SUPPLIED DATA>
::::::::::

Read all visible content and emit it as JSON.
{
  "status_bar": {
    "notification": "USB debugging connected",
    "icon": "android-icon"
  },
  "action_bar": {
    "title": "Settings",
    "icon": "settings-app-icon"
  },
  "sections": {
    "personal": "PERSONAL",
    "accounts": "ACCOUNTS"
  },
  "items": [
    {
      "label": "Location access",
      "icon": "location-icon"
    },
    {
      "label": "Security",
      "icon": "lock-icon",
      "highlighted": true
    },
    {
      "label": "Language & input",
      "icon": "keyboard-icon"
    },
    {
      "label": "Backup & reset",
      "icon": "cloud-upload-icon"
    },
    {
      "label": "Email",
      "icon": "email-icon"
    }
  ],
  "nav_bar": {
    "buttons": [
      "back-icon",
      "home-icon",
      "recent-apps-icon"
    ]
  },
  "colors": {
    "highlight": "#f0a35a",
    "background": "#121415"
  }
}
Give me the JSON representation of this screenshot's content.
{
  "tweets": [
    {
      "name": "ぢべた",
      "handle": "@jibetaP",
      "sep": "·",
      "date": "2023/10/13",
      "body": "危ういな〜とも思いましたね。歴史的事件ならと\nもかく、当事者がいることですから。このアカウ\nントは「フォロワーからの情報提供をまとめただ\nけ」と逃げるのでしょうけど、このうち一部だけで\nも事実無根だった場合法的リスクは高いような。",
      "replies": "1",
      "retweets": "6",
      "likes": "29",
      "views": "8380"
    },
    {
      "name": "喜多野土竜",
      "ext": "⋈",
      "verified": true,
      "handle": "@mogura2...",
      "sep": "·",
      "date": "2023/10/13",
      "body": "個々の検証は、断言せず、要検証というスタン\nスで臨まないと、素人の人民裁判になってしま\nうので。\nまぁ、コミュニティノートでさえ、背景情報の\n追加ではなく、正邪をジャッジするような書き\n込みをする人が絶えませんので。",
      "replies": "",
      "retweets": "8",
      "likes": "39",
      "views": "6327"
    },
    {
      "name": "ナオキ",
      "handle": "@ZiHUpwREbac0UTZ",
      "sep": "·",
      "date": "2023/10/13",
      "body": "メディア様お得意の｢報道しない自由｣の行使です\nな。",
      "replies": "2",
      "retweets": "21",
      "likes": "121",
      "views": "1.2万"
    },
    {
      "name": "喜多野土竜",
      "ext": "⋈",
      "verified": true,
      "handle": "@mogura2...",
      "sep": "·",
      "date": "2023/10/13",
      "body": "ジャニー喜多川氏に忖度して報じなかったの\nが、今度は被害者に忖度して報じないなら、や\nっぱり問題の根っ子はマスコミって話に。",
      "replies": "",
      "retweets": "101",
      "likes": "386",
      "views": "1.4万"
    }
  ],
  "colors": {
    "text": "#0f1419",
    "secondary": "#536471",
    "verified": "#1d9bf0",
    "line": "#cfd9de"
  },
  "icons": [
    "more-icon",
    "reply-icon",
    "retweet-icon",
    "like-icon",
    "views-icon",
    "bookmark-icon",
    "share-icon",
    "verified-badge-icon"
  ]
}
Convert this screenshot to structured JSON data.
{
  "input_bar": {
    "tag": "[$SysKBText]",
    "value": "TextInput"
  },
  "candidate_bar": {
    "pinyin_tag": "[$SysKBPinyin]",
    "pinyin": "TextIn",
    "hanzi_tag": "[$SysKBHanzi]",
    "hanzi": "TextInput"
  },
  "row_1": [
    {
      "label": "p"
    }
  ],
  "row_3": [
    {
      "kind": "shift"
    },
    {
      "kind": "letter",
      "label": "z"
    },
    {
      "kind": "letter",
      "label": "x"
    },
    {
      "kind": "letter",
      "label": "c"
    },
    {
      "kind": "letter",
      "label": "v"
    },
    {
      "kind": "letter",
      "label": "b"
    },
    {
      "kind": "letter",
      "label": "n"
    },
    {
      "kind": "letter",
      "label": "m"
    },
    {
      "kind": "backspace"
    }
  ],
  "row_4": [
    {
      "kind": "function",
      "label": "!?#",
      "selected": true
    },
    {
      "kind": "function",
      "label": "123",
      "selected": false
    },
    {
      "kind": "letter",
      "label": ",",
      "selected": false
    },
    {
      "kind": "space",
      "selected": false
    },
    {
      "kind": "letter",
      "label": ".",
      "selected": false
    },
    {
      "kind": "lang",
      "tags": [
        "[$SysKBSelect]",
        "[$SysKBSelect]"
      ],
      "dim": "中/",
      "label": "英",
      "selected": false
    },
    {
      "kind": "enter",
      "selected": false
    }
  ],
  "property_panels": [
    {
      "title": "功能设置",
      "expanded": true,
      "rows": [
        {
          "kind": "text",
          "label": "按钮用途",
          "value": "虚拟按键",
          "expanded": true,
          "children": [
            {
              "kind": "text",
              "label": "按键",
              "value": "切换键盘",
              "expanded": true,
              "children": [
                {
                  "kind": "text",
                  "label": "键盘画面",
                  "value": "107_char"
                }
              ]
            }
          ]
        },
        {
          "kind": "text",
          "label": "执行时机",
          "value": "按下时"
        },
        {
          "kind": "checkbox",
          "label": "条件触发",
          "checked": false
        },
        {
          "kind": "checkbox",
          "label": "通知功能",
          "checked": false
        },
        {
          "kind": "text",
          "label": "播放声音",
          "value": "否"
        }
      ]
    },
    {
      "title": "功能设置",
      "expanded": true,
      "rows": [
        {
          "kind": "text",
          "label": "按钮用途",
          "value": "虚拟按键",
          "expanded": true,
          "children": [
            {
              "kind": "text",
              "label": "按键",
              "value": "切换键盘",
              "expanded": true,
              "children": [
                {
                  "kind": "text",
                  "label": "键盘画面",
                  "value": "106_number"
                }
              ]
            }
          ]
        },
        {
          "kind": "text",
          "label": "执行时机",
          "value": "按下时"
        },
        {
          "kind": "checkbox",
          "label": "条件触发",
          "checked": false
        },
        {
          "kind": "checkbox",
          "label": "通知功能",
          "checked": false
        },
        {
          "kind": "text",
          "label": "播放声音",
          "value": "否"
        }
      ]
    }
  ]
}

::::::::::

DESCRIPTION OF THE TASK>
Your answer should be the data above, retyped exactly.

ANSWER>
Read all visible content and emit it as JSON.
{
  "status_bar": {
    "notification": "USB debugging connected",
    "icon": "android-icon"
  },
  "action_bar": {
    "title": "Settings",
    "icon": "settings-app-icon"
  },
  "sections": {
    "personal": "PERSONAL",
    "accounts": "ACCOUNTS"
  },
  "items": [
    {
      "label": "Location access",
      "icon": "location-icon"
    },
    {
      "label": "Security",
      "icon": "lock-icon",
      "highlighted": true
    },
    {
      "label": "Language & input",
      "icon": "keyboard-icon"
    },
    {
      "label": "Backup & reset",
      "icon": "cloud-upload-icon"
    },
    {
      "label": "Email",
      "icon": "email-icon"
    }
  ],
  "nav_bar": {
    "buttons": [
      "back-icon",
      "home-icon",
      "recent-apps-icon"
    ]
  },
  "colors": {
    "highlight": "#f0a35a",
    "background": "#121415"
  }
}
Give me the JSON representation of this screenshot's content.
{
  "tweets": [
    {
      "name": "ぢべた",
      "handle": "@jibetaP",
      "sep": "·",
      "date": "2023/10/13",
      "body": "危ういな〜とも思いましたね。歴史的事件ならと\nもかく、当事者がいることですから。このアカウ\nントは「フォロワーからの情報提供をまとめただ\nけ」と逃げるのでしょうけど、このうち一部だけで\nも事実無根だった場合法的リスクは高いような。",
      "replies": "1",
      "retweets": "6",
      "likes": "29",
      "views": "8380"
    },
    {
      "name": "喜多野土竜",
      "ext": "⋈",
      "verified": true,
      "handle": "@mogura2...",
      "sep": "·",
      "date": "2023/10/13",
      "body": "個々の検証は、断言せず、要検証というスタン\nスで臨まないと、素人の人民裁判になってしま\nうので。\nまぁ、コミュニティノートでさえ、背景情報の\n追加ではなく、正邪をジャッジするような書き\n込みをする人が絶えませんので。",
      "replies": "",
      "retweets": "8",
      "likes": "39",
      "views": "6327"
    },
    {
      "name": "ナオキ",
      "handle": "@ZiHUpwREbac0UTZ",
      "sep": "·",
      "date": "2023/10/13",
      "body": "メディア様お得意の｢報道しない自由｣の行使です\nな。",
      "replies": "2",
      "retweets": "21",
      "likes": "121",
      "views": "1.2万"
    },
    {
      "name": "喜多野土竜",
      "ext": "⋈",
      "verified": true,
      "handle": "@mogura2...",
      "sep": "·",
      "date": "2023/10/13",
      "body": "ジャニー喜多川氏に忖度して報じなかったの\nが、今度は被害者に忖度して報じないなら、や\nっぱり問題の根っ子はマスコミって話に。",
      "replies": "",
      "retweets": "101",
      "likes": "386",
      "views": "1.4万"
    }
  ],
  "colors": {
    "text": "#0f1419",
    "secondary": "#536471",
    "verified": "#1d9bf0",
    "line": "#cfd9de"
  },
  "icons": [
    "more-icon",
    "reply-icon",
    "retweet-icon",
    "like-icon",
    "views-icon",
    "bookmark-icon",
    "share-icon",
    "verified-badge-icon"
  ]
}
Convert this screenshot to structured JSON data.
{
  "input_bar": {
    "tag": "[$SysKBText]",
    "value": "TextInput"
  },
  "candidate_bar": {
    "pinyin_tag": "[$SysKBPinyin]",
    "pinyin": "TextIn",
    "hanzi_tag": "[$SysKBHanzi]",
    "hanzi": "TextInput"
  },
  "row_1": [
    {
      "label": "p"
    }
  ],
  "row_3": [
    {
      "kind": "shift"
    },
    {
      "kind": "letter",
      "label": "z"
    },
    {
      "kind": "letter",
      "label": "x"
    },
    {
      "kind": "letter",
      "label": "c"
    },
    {
      "kind": "letter",
      "label": "v"
    },
    {
      "kind": "letter",
      "label": "b"
    },
    {
      "kind": "letter",
      "label": "n"
    },
    {
      "kind": "letter",
      "label": "m"
    },
    {
      "kind": "backspace"
    }
  ],
  "row_4": [
    {
      "kind": "function",
      "label": "!?#",
      "selected": true
    },
    {
      "kind": "function",
      "label": "123",
      "selected": false
    },
    {
      "kind": "letter",
      "label": ",",
      "selected": false
    },
    {
      "kind": "space",
      "selected": false
    },
    {
      "kind": "letter",
      "label": ".",
      "selected": false
    },
    {
      "kind": "lang",
      "tags": [
        "[$SysKBSelect]",
        "[$SysKBSelect]"
      ],
      "dim": "中/",
      "label": "英",
      "selected": false
    },
    {
      "kind": "enter",
      "selected": false
    }
  ],
  "property_panels": [
    {
      "title": "功能设置",
      "expanded": true,
      "rows": [
        {
          "kind": "text",
          "label": "按钮用途",
          "value": "虚拟按键",
          "expanded": true,
          "children": [
            {
              "kind": "text",
              "label": "按键",
              "value": "切换键盘",
              "expanded": true,
              "children": [
                {
                  "kind": "text",
                  "label": "键盘画面",
                  "value": "107_char"
                }
              ]
            }
          ]
        },
        {
          "kind": "text",
          "label": "执行时机",
          "value": "按下时"
        },
        {
          "kind": "checkbox",
          "label": "条件触发",
          "checked": false
        },
        {
          "kind": "checkbox",
          "label": "通知功能",
          "checked": false
        },
        {
          "kind": "text",
          "label": "播放声音",
          "value": "否"
        }
      ]
    },
    {
      "title": "功能设置",
      "expanded": true,
      "rows": [
        {
          "kind": "text",
          "label": "按钮用途",
          "value": "虚拟按键",
          "expanded": true,
          "children": [
            {
              "kind": "text",
              "label": "按键",
              "value": "切换键盘",
              "expanded": true,
              "children": [
                {
                  "kind": "text",
                  "label": "键盘画面",
                  "value": "106_number"
                }
              ]
            }
          ]
        },
        {
          "kind": "text",
          "label": "执行时机",
          "value": "按下时"
        },
        {
          "kind": "checkbox",
          "label": "条件触发",
          "checked": false
        },
        {
          "kind": "checkbox",
          "label": "通知功能",
          "checked": false
        },
        {
          "kind": "text",
          "label": "播放声音",
          "value": "否"
        }
      ]
    }
  ]
}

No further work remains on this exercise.